Investing: The act of committing money or capital to an endeavor with the expectation of obtaining an additional income or profit. Legendary investor Warren Buffett defines investing as “… the process of laying out money now to receive more money in the future.” The goal of investing is to put your money to work in one or more types of investment vehicles in the hopes of growing your money over time.
What is investing?
Investing is really about “working smarter and not harder.” Most of us work hard at our jobs, whether for a company or our own business. We often work long hours, which requires sacrifice and adds stress. Taking some of our hard-earned money and investing for our future needs is a way to make the most of what we earn.
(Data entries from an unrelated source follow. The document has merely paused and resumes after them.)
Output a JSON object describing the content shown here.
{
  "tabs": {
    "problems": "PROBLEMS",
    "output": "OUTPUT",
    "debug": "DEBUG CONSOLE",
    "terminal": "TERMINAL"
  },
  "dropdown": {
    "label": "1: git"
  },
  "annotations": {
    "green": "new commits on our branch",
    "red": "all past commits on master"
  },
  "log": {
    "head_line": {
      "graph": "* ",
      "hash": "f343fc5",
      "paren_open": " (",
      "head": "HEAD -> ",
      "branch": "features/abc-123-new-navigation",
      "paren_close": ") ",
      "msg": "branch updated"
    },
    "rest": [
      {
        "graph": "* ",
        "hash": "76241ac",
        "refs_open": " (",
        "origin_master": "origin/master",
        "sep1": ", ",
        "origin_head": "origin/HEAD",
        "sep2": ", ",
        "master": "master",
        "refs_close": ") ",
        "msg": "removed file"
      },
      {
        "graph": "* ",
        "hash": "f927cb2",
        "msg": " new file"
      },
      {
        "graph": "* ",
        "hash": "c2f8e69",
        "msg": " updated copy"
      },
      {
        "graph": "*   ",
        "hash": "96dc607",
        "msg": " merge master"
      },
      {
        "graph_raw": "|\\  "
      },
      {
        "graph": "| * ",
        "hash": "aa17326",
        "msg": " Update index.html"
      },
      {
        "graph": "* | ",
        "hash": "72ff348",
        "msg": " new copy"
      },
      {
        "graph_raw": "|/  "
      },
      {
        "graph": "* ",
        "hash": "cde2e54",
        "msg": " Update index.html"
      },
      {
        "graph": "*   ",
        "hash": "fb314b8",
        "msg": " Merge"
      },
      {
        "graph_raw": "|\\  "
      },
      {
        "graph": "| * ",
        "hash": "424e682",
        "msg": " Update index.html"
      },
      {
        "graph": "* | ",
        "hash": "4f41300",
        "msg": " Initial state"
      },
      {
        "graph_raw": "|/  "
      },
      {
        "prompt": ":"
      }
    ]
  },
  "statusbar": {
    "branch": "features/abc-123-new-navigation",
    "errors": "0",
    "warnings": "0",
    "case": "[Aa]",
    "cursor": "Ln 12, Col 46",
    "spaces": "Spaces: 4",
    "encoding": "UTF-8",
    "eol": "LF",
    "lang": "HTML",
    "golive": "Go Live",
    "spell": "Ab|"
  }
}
Investing is also about making priorities for your money. Spending is easy and gives instant gratification—whether the splurge is on a new outfit, a vacation to some exotic spot or dinner in a fancy restaurant. All of these are wonderful and make life more enjoyable. But investing requires prioritizing our financial futures over our present desires.
Investing is a way to set aside money while you are busy with life and have that money work for you so that you can fully reap the rewards of your labor in the future. Investing is a means to a happier ending.
There are many different ways you can go about investing, including putting money into stocks, bonds, mutual funds, ETFs, real estate (and other alternative investment vehicles), or even starting your own business.
Every investment vehicle has its positives and negatives, which we'll discuss in a later section of this tutorial. Understanding how different types of investment vehicles work is critical to your success. For example, what does a mutual fund invest in? Who is managing the fund? What are the fees and expenses? Are there any costs or penalties for accessing your money? These are all questions that should be answered before making an investment. While it is true there are no guarantees of making money, some work on your part can increase your odds of being a successful investor. Analysis, research and even just reading up on investing can all help.
Now that you have a general idea of what investing is and why you should do it, it's time to learn about how investing lets you take advantage of one of the miracles of mathematics: compound interest.